Which side of the wall of confusion are your governance gates on?
Whenever people discuss DevOps they always speak of a “Wall of Confusion” between development and operations, and while there is certainly a barrier to understanding it’s more than just a “wall.” I see it more as a “canyon of distrust” or a “gulf of miscommunication.”
The Canyon of Distrust
These are all just creative ways of identifying that there is misalignment between development-focused and operation-focused parts of the IT department. On a very simple level development tends to focus on revenue growth while operations focuses on revenue protection. One side is resistant to change and risk and the other exists only to introduce change and risk – bridging these two worldviews is the constant promise of DevOps.Here’s how I model this disconnect: as a series of roles distributed along a spectrum of development and operations. The farther apart two job roles are on this spectrum the more difficult it is for individuals to communicate about software risk management and releases.A DevOps architect might work closely with a release engineer. The two might be in completely different departments, yet they are both responsible for supporting similar processes. A DevOps architect and a release engineer are in agreement about release management and risk.On the other hand getting a software developer on the phone with a infrastructure support engineer focused on disk arrays is to get two people on the phone who likely won’t be able to understand each other’s work at all. If there’s an issue during a release that involves these two individuals collaborating it will likely involve miscommunication.
The majority of interactions between these two groups tend to happen in the middle of these two areas and they often happen around a release with senior developers interacting operations support and site operations. If an organization doesn’t provide the proper support from the proper roles you have a recipe for misalignment. If you expect your network engineers to hop on the phone with your senior architects every time something goes wrong then you’ll have inefficient, unpredictable releases. The goal of release management is to make sure that interactions and governance gates are happening at the right point in the spectrum at different times during the process.
Where to place your release governance gates?
I recently saw an announcement from a popular cloud infrastructure provider about a Continuous Integration system that is able to double as a deployment tool providing the ability to add “governance gates” to a release process. This sounds great until you start to think about what this means for an organization.The idea of putting a release governance gate so strongly on the development side of this equation might be compelling for an organization that is driven by development, but for larger organizations with more prominent operations departments the idea of placing governance gates right next to your continuous integration system is far too simplistic.
When you are evaluating the risk of a release and approving a release it is important that you include both development and operations roles into the decision making process. Release governance isn’t just about putting everything into an ITSM tool like BMC Remedy and filling out forms and it certainly isn’t something that can be wholly automated in a DevOps-focused Jenkins CI server.Release governance is a shared responsibility and if you do it right you are including roles across the spectrum of IT bridging differences and making sure that incompatible views of software risk are aligned to achieve larger goals.
Your release governance process should act as a bridge over this “Canyon of Distrust” and it should assure both development and operations that the right people have assessed a project’s risk and have agreed that a release has met a series of conditions.Release governance, when done right, is a shared responsibility.

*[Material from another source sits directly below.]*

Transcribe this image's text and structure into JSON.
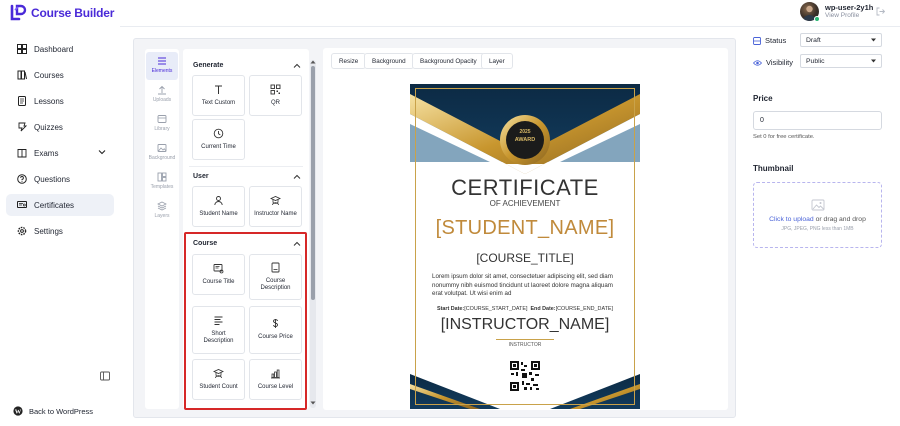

So, the right answer to “Which side of the wall of confusion are your governance gates on?” is “both.”
With Plutora we offer the tool that gives you the ability to bridge this gap and provide the right information to the right roles to assess Go/No-Go decisions across a broad section of the IT department.
Dalibor is the Co-founder and Co-CEO of Plutora. He has 15 years of leadership, consulting, enterprise product, and operations experience across Australia, Asia and Europe. He has proven ability to build high performance teams, turn around situations, develop innovative products, and create lasting value.
Prior to Plutora, Dalibor was founder and managing director of Finotaur, a leading provider of independent management consulting services. Before that he served as CIO of financial advisory software at Macquarie Bank, head of solution architecture at Commonwealth Bank of Australia, and management consultant at PricewaterhouseCoopers. Dalibor got his MBA from the University of Chicago Booth School of Business. Follow him on Twitter @DaliborSiroky.